Apple's iPhone is certainly dominating many discussions at the 3GSM World Congress but that hasn't stopped the traditional phone manufacturers from coming up with their own buzz-worthy devices. Nokia today announced the Nokia N77, a device that it refers to as a multimedia "computer" not a phone. The N77 has integrated DVB-H capability and a 2.4" flat screen with 16 million colors and stereo speakers. The phone is expected to be commercial in DVB-H markets by second quarter.
Nokia CEO Olli-Pekka Kallasvuo said that the company estimates that by 2008 the cost of DVB-H chip sets will drop to €7, which will enable a wide-range of devices and drive more DVB-H penetration. The company predicts the DVB-H market will make up between 5 to 10 billion units by the end of 2008.

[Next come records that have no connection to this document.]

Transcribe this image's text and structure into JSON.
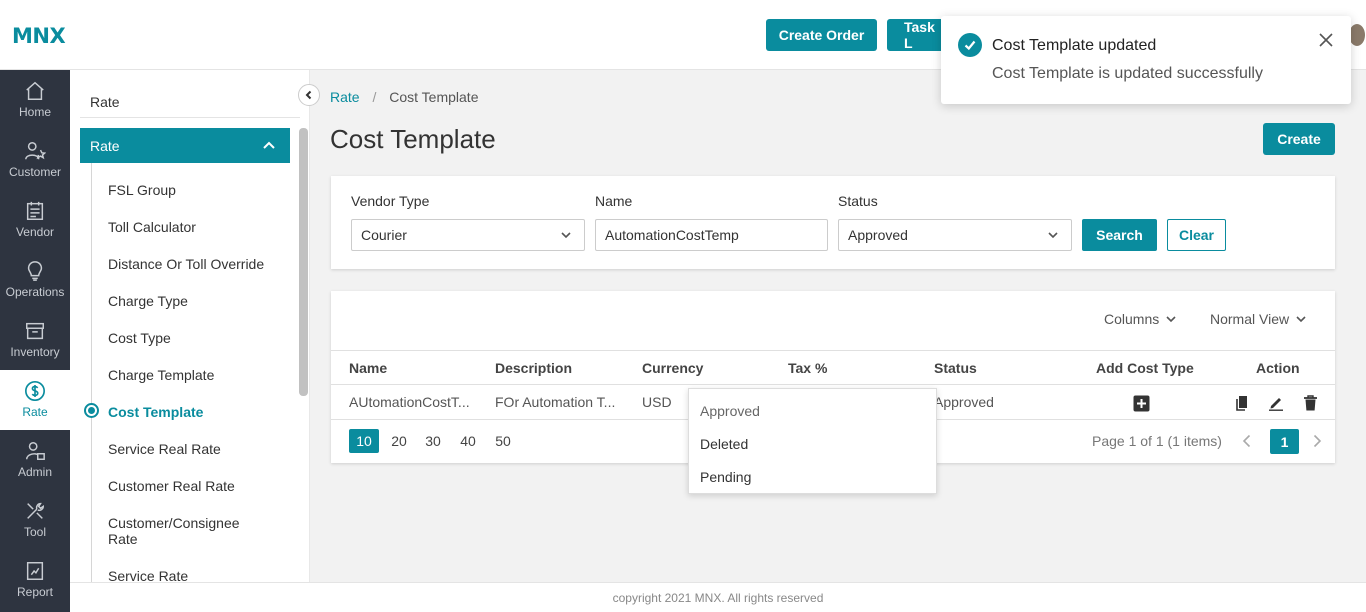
{
  "brand": {
    "logo": "MNX",
    "accent": "#0a8c9e"
  },
  "topbar": {
    "create_order": "Create Order",
    "task": "Task L"
  },
  "rail": {
    "items": [
      {
        "label": "Home",
        "icon": "home-icon"
      },
      {
        "label": "Customer",
        "icon": "customer-icon"
      },
      {
        "label": "Vendor",
        "icon": "vendor-icon"
      },
      {
        "label": "Operations",
        "icon": "lightbulb-icon"
      },
      {
        "label": "Inventory",
        "icon": "box-icon"
      },
      {
        "label": "Rate",
        "icon": "dollar-icon",
        "active": true
      },
      {
        "label": "Admin",
        "icon": "admin-icon"
      },
      {
        "label": "Tool",
        "icon": "tools-icon"
      },
      {
        "label": "Report",
        "icon": "report-icon"
      }
    ]
  },
  "submenu": {
    "title": "Rate",
    "group": "Rate",
    "items": [
      "FSL Group",
      "Toll Calculator",
      "Distance Or Toll Override",
      "Charge Type",
      "Cost Type",
      "Charge Template",
      "Cost Template",
      "Service Real Rate",
      "Customer Real Rate",
      "Customer/Consignee Rate",
      "Service Rate"
    ]
  },
  "breadcrumb": {
    "parent": "Rate",
    "separator": "/",
    "current": "Cost Template"
  },
  "page": {
    "title": "Cost Template",
    "create": "Create"
  },
  "filters": {
    "vendor_type": {
      "label": "Vendor Type",
      "value": "Courier"
    },
    "name": {
      "label": "Name",
      "value": "AutomationCostTemp"
    },
    "status": {
      "label": "Status",
      "value": "Approved"
    },
    "search": "Search",
    "clear": "Clear"
  },
  "grid": {
    "columns_btn": "Columns",
    "view_btn": "Normal View",
    "headers": [
      "Name",
      "Description",
      "Currency",
      "Tax %",
      "Status",
      "Add Cost Type",
      "Action"
    ],
    "rows": [
      {
        "name": "AUtomationCostT...",
        "description": "FOr Automation T...",
        "currency": "USD",
        "tax": "",
        "status": "Approved"
      }
    ],
    "page_sizes": [
      "10",
      "20",
      "30",
      "40",
      "50"
    ],
    "page_info": "Page 1 of 1 (1 items)",
    "current_page": "1"
  },
  "status_dropdown": {
    "options": [
      "Approved",
      "Deleted",
      "Pending"
    ]
  },
  "toast": {
    "title": "Cost Template updated",
    "message": "Cost Template is updated successfully"
  },
  "footer": "copyright 2021 MNX. All rights reserved"
}
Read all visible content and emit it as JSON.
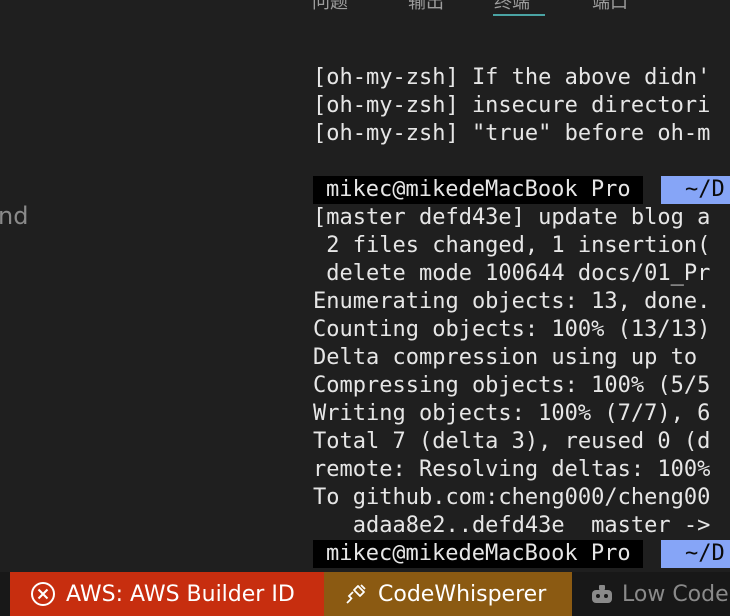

In other handset trends, Kallasvuo said that the company believes that converged devices are the key to the future. He said that the company expects converged device sales will exceed laptop sales in 2007 and he attributes that to the increase in open technology and open platforms, which has led to more innovation. To that end, the firm announced several Eseries devices including the E90 Communicator, the E65 slider phone and the E61i email-optimized handset. All three are quad-band GSM phones that provide data connectivity to 3G W-CDMA and WLAN.
But the company isn't just expanding its W-CDMA devices. Kallasvuo says that Nokia will have WiMAX devices available during the first half of next year. The first device will be a "Web tablet," according to Director, Strategy and Business Development Kalle Kivekas.
On the multimedia front, Nokia is offering consumers a more streamlined access to YouTube videos by making them accessible with the Nokia Web browser from any Nseries handset. Nokia Director, communications, multimedia Kari Tuutti said in an interview with FierceWireless, that 75 percent of consumers that have Nokia devices are using multimedia features including cameras and music players. This consumer acceptance is driving deals such as the YouTube agreement because it gives subscribers a direct access through the browser to specific applications. "We make sure the performance is optimized," Tuutti says.
For more on Nokia's DVB-H phones:
- see this press release